--- Exercise objective ---
Your answer should consist of the lines in the following data that contain "name".

Dataset rows describing interfaces
◇ ◇ ◇ ◇ ◇

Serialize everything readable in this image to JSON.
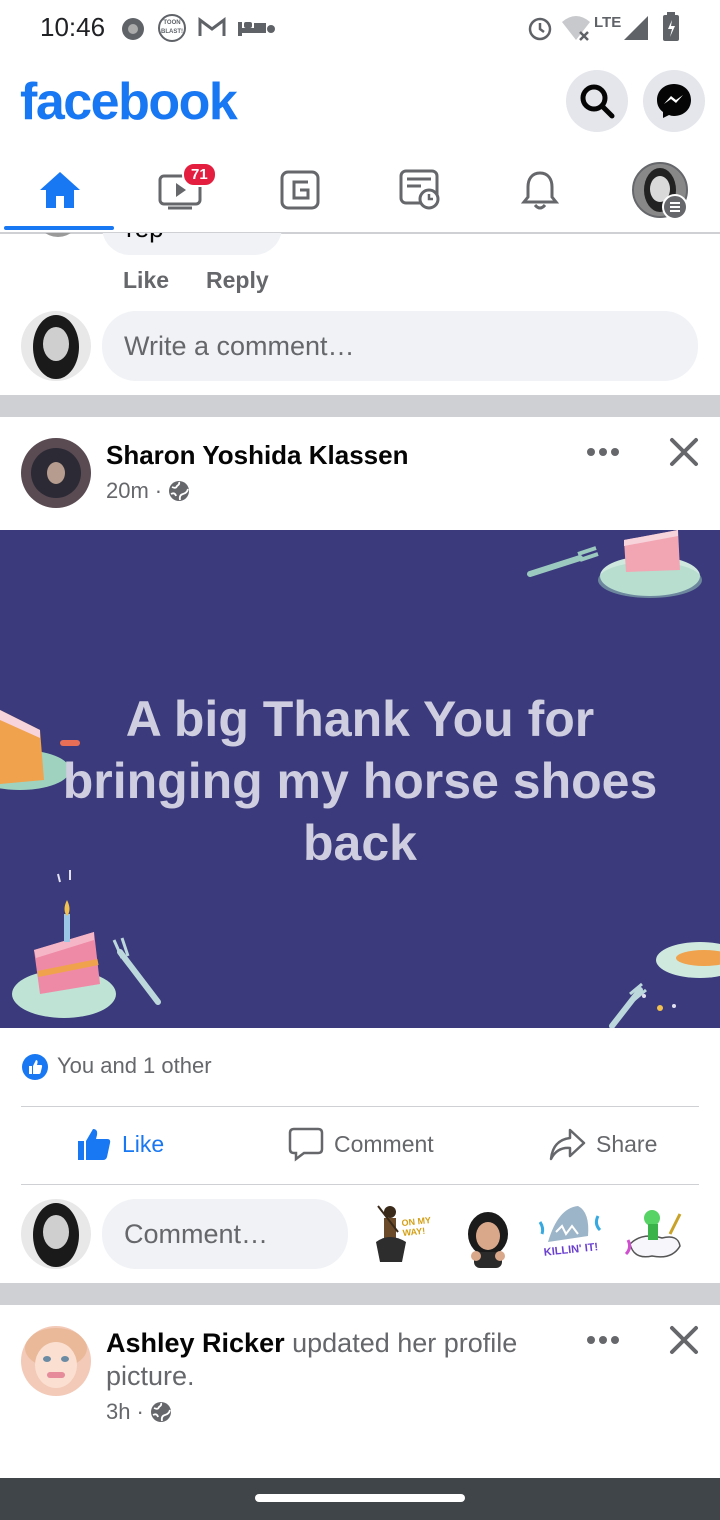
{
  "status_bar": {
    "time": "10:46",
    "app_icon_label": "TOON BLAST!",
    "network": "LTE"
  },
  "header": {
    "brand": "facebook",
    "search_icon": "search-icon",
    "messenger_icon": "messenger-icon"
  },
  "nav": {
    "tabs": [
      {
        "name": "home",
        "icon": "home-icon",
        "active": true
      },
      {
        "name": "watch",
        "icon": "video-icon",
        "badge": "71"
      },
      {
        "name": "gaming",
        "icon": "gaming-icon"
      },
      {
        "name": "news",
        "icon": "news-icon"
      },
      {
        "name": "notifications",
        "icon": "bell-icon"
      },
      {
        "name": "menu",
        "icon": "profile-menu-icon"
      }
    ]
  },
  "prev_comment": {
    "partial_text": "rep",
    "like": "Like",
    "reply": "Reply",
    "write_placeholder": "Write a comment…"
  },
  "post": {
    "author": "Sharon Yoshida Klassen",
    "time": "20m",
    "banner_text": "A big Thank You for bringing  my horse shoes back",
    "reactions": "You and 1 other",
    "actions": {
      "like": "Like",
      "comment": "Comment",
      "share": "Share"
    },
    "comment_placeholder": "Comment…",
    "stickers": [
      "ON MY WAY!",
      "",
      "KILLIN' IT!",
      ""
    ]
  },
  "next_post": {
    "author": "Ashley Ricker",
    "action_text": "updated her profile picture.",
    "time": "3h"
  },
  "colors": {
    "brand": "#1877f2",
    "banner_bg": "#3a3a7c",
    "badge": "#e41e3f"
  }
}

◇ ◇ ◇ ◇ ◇

--- Worked solution ---
        "name": "home",
        "name": "watch",
        "name": "gaming",
        "name": "news",
        "name": "notifications",
        "name": "menu",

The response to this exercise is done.